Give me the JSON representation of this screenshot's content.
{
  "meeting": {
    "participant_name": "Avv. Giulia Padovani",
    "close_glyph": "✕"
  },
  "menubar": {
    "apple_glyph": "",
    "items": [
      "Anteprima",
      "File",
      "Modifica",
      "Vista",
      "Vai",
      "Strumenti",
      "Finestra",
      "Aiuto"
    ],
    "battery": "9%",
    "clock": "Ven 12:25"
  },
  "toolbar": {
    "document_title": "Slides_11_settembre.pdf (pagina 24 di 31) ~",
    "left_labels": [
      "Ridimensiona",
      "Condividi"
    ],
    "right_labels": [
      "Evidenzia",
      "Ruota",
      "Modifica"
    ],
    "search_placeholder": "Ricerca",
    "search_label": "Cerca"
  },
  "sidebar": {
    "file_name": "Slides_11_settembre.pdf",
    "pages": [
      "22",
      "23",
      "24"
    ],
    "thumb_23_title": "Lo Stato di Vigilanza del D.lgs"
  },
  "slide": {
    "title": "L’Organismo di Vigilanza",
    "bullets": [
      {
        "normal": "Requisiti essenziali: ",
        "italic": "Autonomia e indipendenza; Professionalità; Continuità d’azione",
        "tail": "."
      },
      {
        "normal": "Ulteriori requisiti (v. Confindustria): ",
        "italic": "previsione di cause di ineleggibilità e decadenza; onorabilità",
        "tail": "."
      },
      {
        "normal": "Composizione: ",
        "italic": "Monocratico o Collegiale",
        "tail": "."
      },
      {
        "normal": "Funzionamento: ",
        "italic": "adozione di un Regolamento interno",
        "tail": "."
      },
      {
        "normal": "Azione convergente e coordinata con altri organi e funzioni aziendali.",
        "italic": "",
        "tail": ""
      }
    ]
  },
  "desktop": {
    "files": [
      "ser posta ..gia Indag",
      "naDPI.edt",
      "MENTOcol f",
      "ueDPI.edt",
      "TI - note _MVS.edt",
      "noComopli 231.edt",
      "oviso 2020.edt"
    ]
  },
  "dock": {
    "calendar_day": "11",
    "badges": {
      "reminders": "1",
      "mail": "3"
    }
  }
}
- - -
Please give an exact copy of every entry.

Give me the JSON representation of this screenshot's content.
{
  "meeting": {
    "participant_name": "Avv. Giulia Padovani",
    "close_glyph": "✕"
  },
  "menubar": {
    "apple_glyph": "",
    "items": [
      "Anteprima",
      "File",
      "Modifica",
      "Vista",
      "Vai",
      "Strumenti",
      "Finestra",
      "Aiuto"
    ],
    "battery": "9%",
    "clock": "Ven 12:25"
  },
  "toolbar": {
    "document_title": "Slides_11_settembre.pdf (pagina 24 di 31) ~",
    "left_labels": [
      "Ridimensiona",
      "Condividi"
    ],
    "right_labels": [
      "Evidenzia",
      "Ruota",
      "Modifica"
    ],
    "search_placeholder": "Ricerca",
    "search_label": "Cerca"
  },
  "sidebar": {
    "file_name": "Slides_11_settembre.pdf",
    "pages": [
      "22",
      "23",
      "24"
    ],
    "thumb_23_title": "Lo Stato di Vigilanza del D.lgs"
  },
  "slide": {
    "title": "L’Organismo di Vigilanza",
    "bullets": [
      {
        "normal": "Requisiti essenziali: ",
        "italic": "Autonomia e indipendenza; Professionalità; Continuità d’azione",
        "tail": "."
      },
      {
        "normal": "Ulteriori requisiti (v. Confindustria): ",
        "italic": "previsione di cause di ineleggibilità e decadenza; onorabilità",
        "tail": "."
      },
      {
        "normal": "Composizione: ",
        "italic": "Monocratico o Collegiale",
        "tail": "."
      },
      {
        "normal": "Funzionamento: ",
        "italic": "adozione di un Regolamento interno",
        "tail": "."
      },
      {
        "normal": "Azione convergente e coordinata con altri organi e funzioni aziendali.",
        "italic": "",
        "tail": ""
      }
    ]
  },
  "desktop": {
    "files": [
      "ser posta ..gia Indag",
      "naDPI.edt",
      "MENTOcol f",
      "ueDPI.edt",
      "TI - note _MVS.edt",
      "noComopli 231.edt",
      "oviso 2020.edt"
    ]
  },
  "dock": {
    "calendar_day": "11",
    "badges": {
      "reminders": "1",
      "mail": "3"
    }
  }
}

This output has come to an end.